• **How to complete this task**: Only the lines holding the string "icon" are needed; copy each of them from the data.

[Data for this task Boundary: Start]

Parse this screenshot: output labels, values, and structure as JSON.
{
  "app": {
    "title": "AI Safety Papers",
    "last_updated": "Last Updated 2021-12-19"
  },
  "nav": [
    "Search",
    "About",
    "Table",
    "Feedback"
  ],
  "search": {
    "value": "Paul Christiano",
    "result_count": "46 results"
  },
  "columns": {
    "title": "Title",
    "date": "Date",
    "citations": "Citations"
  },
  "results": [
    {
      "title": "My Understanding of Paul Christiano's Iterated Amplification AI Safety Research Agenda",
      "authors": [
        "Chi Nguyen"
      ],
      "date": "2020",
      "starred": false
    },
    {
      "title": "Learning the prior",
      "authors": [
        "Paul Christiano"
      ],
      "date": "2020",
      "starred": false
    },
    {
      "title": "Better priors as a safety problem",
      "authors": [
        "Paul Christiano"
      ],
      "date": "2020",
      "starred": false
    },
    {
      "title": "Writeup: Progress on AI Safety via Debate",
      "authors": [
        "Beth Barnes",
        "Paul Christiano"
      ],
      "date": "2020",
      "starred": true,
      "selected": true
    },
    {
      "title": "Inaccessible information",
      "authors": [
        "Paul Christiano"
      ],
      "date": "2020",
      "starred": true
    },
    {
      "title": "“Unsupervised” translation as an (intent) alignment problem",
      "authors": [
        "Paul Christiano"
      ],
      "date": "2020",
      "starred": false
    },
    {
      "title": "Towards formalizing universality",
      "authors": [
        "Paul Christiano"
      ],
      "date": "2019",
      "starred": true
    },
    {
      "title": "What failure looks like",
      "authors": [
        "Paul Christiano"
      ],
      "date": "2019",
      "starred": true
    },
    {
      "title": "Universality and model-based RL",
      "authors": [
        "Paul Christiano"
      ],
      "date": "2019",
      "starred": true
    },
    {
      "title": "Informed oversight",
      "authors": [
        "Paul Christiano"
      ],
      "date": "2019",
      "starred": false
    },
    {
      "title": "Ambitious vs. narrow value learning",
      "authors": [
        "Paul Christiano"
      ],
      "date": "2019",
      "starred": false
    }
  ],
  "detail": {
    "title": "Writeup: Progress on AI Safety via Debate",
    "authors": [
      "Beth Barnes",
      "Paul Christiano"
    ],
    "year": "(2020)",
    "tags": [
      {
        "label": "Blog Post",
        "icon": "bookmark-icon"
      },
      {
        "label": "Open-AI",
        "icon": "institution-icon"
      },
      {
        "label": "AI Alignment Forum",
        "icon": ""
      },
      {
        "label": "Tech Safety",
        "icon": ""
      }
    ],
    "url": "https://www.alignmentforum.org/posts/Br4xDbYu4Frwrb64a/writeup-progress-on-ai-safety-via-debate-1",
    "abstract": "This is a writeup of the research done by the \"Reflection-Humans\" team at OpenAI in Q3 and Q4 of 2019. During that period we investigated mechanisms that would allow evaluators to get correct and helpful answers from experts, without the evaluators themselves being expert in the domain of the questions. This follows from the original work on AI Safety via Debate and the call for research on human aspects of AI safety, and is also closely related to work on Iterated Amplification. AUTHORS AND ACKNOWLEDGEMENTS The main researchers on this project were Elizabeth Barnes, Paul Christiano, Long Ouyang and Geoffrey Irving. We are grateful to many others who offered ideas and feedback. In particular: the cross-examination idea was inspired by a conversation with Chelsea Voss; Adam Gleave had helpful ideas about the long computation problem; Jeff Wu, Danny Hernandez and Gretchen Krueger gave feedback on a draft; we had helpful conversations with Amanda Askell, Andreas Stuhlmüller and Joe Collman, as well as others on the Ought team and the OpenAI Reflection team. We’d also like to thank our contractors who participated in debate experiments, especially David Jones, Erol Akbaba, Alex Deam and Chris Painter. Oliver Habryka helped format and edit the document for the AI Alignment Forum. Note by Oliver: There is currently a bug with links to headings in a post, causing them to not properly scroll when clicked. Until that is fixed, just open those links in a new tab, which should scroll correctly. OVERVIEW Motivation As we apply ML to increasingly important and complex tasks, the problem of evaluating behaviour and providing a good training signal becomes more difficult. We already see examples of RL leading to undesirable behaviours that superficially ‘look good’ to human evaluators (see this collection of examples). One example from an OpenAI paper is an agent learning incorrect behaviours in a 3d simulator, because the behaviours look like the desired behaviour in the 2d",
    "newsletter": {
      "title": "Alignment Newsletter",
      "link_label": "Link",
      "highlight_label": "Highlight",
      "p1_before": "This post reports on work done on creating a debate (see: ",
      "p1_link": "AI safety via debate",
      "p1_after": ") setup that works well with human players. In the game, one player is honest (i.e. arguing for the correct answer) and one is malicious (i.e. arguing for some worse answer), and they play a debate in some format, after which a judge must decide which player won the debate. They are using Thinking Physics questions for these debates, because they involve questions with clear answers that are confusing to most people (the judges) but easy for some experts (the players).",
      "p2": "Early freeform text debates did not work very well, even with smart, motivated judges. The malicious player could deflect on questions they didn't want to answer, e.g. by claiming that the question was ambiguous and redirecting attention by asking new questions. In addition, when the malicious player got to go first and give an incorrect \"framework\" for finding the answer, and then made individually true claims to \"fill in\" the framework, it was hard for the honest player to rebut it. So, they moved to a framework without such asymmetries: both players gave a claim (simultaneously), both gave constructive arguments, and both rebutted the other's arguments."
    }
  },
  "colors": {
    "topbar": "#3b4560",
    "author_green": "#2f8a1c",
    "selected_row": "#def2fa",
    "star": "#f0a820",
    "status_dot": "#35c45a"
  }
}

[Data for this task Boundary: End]

• **Result of this exercise**:
        "icon": "bookmark-icon"
        "icon": "institution-icon"
        "icon": ""
        "icon": ""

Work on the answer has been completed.